After three or four years these attacks became rarer and the disease assumed its present pattern. Some symptoms are always present such as weakness in my legs and my bladder, but thankfully not in my hands or arms. The symptoms can vary in intensity from day to day, and even from minute to minute. But, sometimes, imperceptibly, they have got worse; whereas I can recall in 1987 struggling up Arthur's Seat, the 830ft hill in Edinburgh where I live, a walk now is more likely to be the 400 yards to the letterbox, on two sticks at a slow pace.
In medical terms, my illness has moved from relapsing and remitting to the secondary progressive type of MS. Of the 85,000 people in the UK who have MS, the MS Society reckons that 40 per cent have secondary progressive. About 25 per cent stay with relapsing and remitting where, in addition to accumulated disability, they suffer big fluctuations.
A third category is primary progressive, accounting for 15 per cent of sufferers, who never have distinct relapses and remissions but suffer steadily worsening symptoms. The fourth category is benign MS. Here people make a complete recovery from attacks that leave no permanent disability.
My MS restricts my mobility and is making me more dependent on other people - especially my wife. But I have a reasonable life. For 13 years until last summer I had a full-time job as Scottish correspondent of the FT. My capabilities were greatly enhanced by having a car with hand controls and automatic gears, and an orange parking badge. I now work as a freelance journalist.
Having MS requires acceptance. It is pointless trying to push yourself past the limits imposed by the disease but you should not stop making the most of what you are able to do. That day in Hampshire had its difficult moments but I would much rather have been there than sit at home.
Luckily I do not usually suffer from fatigue and if I feel weak when I go to bed I have recovered by next morning. I do not have the depression that is often a symptom. I sometimes wonder if my mood is unrealistically optimistic, for the likelihood is that I will eventually be restricted to a wheelchair (I already use one at airports).

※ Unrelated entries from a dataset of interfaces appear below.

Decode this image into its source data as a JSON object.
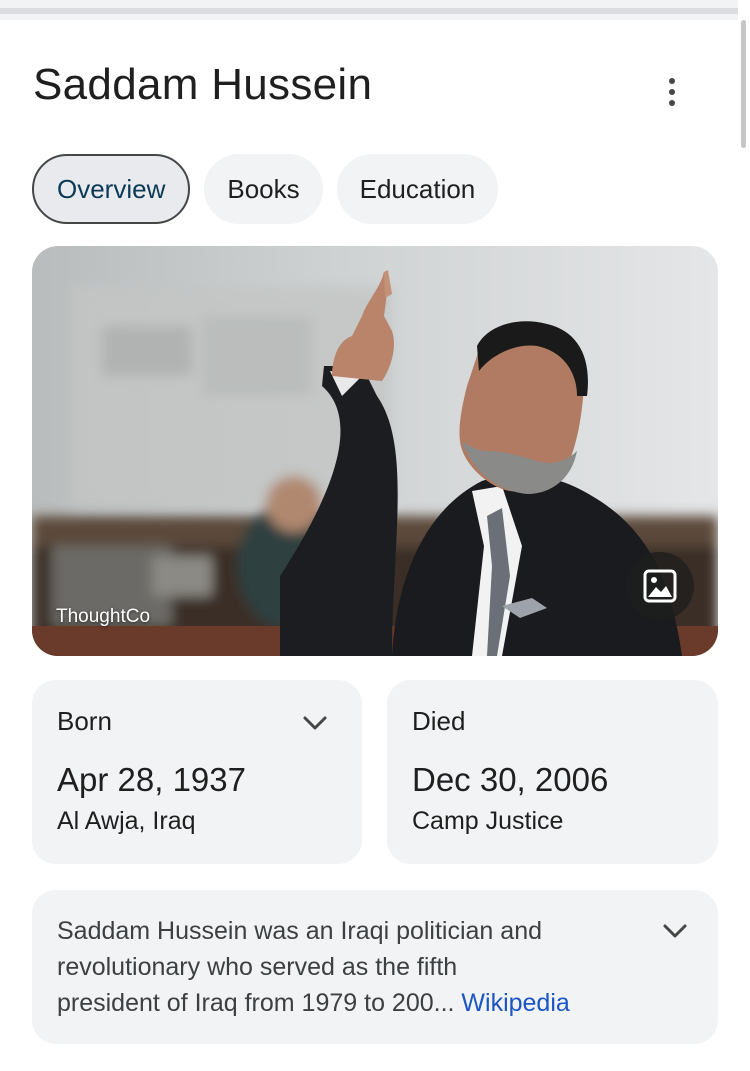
{
  "header": {
    "title": "Saddam Hussein"
  },
  "tabs": [
    {
      "label": "Overview",
      "active": true
    },
    {
      "label": "Books",
      "active": false
    },
    {
      "label": "Education",
      "active": false
    }
  ],
  "hero_image": {
    "credit": "ThoughtCo",
    "icon": "image-icon"
  },
  "facts": {
    "born": {
      "label": "Born",
      "date": "Apr 28, 1937",
      "place": "Al Awja, Iraq",
      "icon": "chevron-down-icon"
    },
    "died": {
      "label": "Died",
      "date": "Dec 30, 2006",
      "place": "Camp Justice"
    }
  },
  "summary": {
    "line1": "Saddam Hussein was an Iraqi politician and",
    "line2": "revolutionary who served as the fifth",
    "line3": "president of Iraq from 1979 to 200",
    "ellipsis": "...",
    "source_link": "Wikipedia"
  },
  "colors": {
    "accent_link": "#1a56c4",
    "card_bg": "#f1f3f4",
    "active_tab_border": "#444746"
  }
}
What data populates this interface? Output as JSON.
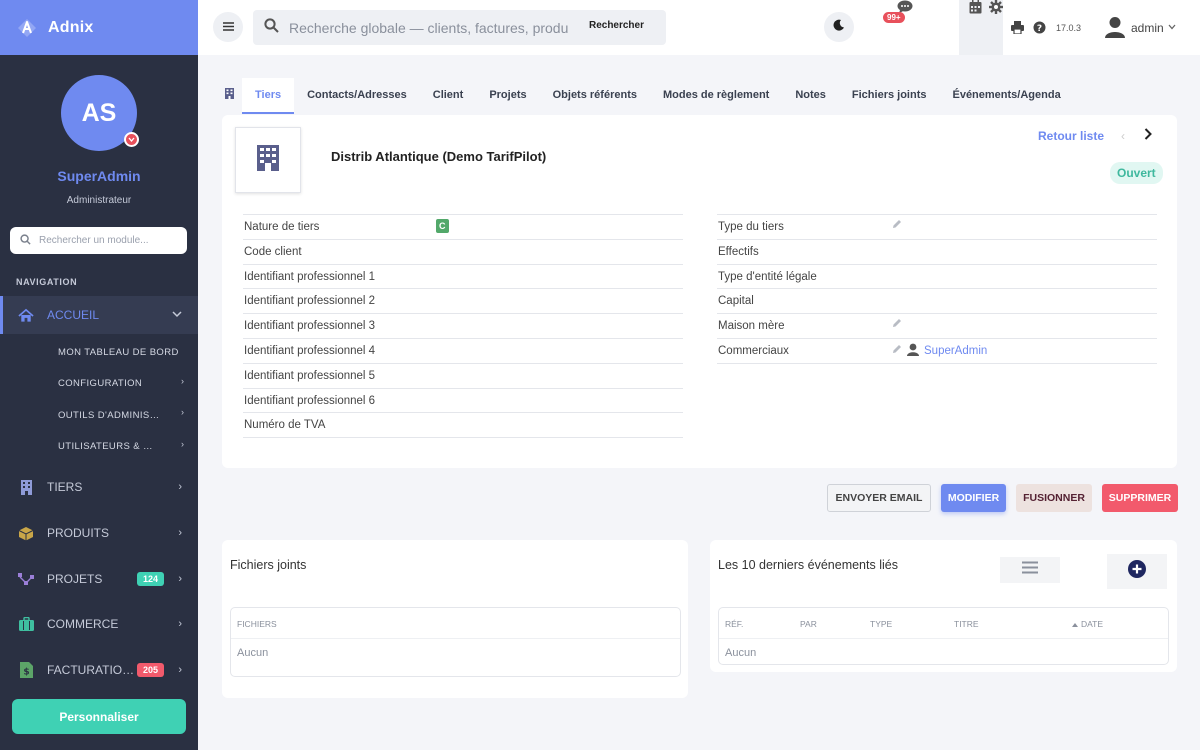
{
  "brand": {
    "name": "Adnix"
  },
  "profile": {
    "initials": "AS",
    "name": "SuperAdmin",
    "role": "Administrateur"
  },
  "module_search": {
    "placeholder": "Rechercher un module..."
  },
  "nav": {
    "title": "NAVIGATION",
    "home": {
      "label": "ACCUEIL",
      "subitems": [
        {
          "label": "MON TABLEAU DE BORD"
        },
        {
          "label": "CONFIGURATION"
        },
        {
          "label": "OUTILS D'ADMINISTRATION"
        },
        {
          "label": "UTILISATEURS & GROUPES"
        }
      ]
    },
    "items": [
      {
        "label": "TIERS"
      },
      {
        "label": "PRODUITS"
      },
      {
        "label": "PROJETS",
        "badge": "124",
        "badge_color": "#3fd1b4"
      },
      {
        "label": "COMMERCE"
      },
      {
        "label": "FACTURATIO…",
        "badge": "205",
        "badge_color": "#f25a6c"
      }
    ]
  },
  "customize_label": "Personnaliser",
  "topbar": {
    "search_placeholder": "Recherche globale — clients, factures, produits",
    "search_button": "Rechercher",
    "chat_badge": "99+",
    "version": "17.0.3",
    "user": "admin"
  },
  "tabs": [
    {
      "label": "Tiers"
    },
    {
      "label": "Contacts/Adresses"
    },
    {
      "label": "Client"
    },
    {
      "label": "Projets"
    },
    {
      "label": "Objets référents"
    },
    {
      "label": "Modes de règlement"
    },
    {
      "label": "Notes"
    },
    {
      "label": "Fichiers joints"
    },
    {
      "label": "Événements/Agenda"
    }
  ],
  "record": {
    "company_name": "Distrib Atlantique (Demo TarifPilot)",
    "back_link": "Retour liste",
    "status": "Ouvert",
    "left_fields": [
      {
        "label": "Nature de tiers",
        "tag": "C"
      },
      {
        "label": "Code client"
      },
      {
        "label": "Identifiant professionnel 1"
      },
      {
        "label": "Identifiant professionnel 2"
      },
      {
        "label": "Identifiant professionnel 3"
      },
      {
        "label": "Identifiant professionnel 4"
      },
      {
        "label": "Identifiant professionnel 5"
      },
      {
        "label": "Identifiant professionnel 6"
      },
      {
        "label": "Numéro de TVA"
      }
    ],
    "right_fields": [
      {
        "label": "Type du tiers"
      },
      {
        "label": "Effectifs"
      },
      {
        "label": "Type d'entité légale"
      },
      {
        "label": "Capital"
      },
      {
        "label": "Maison mère"
      },
      {
        "label": "Commerciaux",
        "user": "SuperAdmin"
      }
    ]
  },
  "actions": {
    "email": "ENVOYER EMAIL",
    "edit": "MODIFIER",
    "merge": "FUSIONNER",
    "delete": "SUPPRIMER"
  },
  "files_card": {
    "title": "Fichiers joints",
    "column": "FICHIERS",
    "empty": "Aucun"
  },
  "events_card": {
    "title": "Les 10 derniers événements liés",
    "columns": [
      "RÉF.",
      "PAR",
      "TYPE",
      "TITRE",
      "DATE"
    ],
    "empty": "Aucun"
  },
  "colors": {
    "accent": "#6f8af0",
    "sidebar": "#2a3042",
    "teal": "#3fd1b4",
    "danger": "#f25a6c"
  }
}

There is no medication I can take for the disease itself, though I take pills for some of the symptoms. My approach is to organise my life carefully and fight the stiffness in my limbs with exercises and weekly physiotherapy.
I have tried complementary therapies, without success. I had hyperbaric oxygen treatment for a time but reckoned that if there was a small improvement it was far outweighed by the hassle involved. Recently I joined a friend who has MS in sessions with a spiritual healer; while she has improved significantly, I found it made me worse.
There is no scientifically validated cure for MS. The great hope of MS patients and of drug companies lies with treatment by beta interferon, a protein that may inhibit the work of the body's own gamma interferon in destroying myelin. Administered every other day or in weekly injections to mildly disabled patients who have relapsing and remitting MS, it reduces the number and severity of attacks. But it does not slow the progress of the disease.
Beta interferon made by Schering has also been licensed for treatment of secondary progressive MS; following a trial that showed it slowed the progression of disability by nine to 12 months and extended the time before patients needed a wheelchair. However, two subsequent trials, one by Schering and the other by Ares-Serono, did not fully confirm the earlier outcome.
Health authorities are presented with a dilemma by beta interferon because it costs Pounds 8,000 to treat a patient for a year to gain what many doctors consider only modest improvement. In my case, it is not clear if I would be eligible for secondary progressive beta interferon treatment and anyway my health authority does not allow it.
What everyone really wants is something that prevents MS from occurring
and repairs the damage it has done. But that seems a long way away.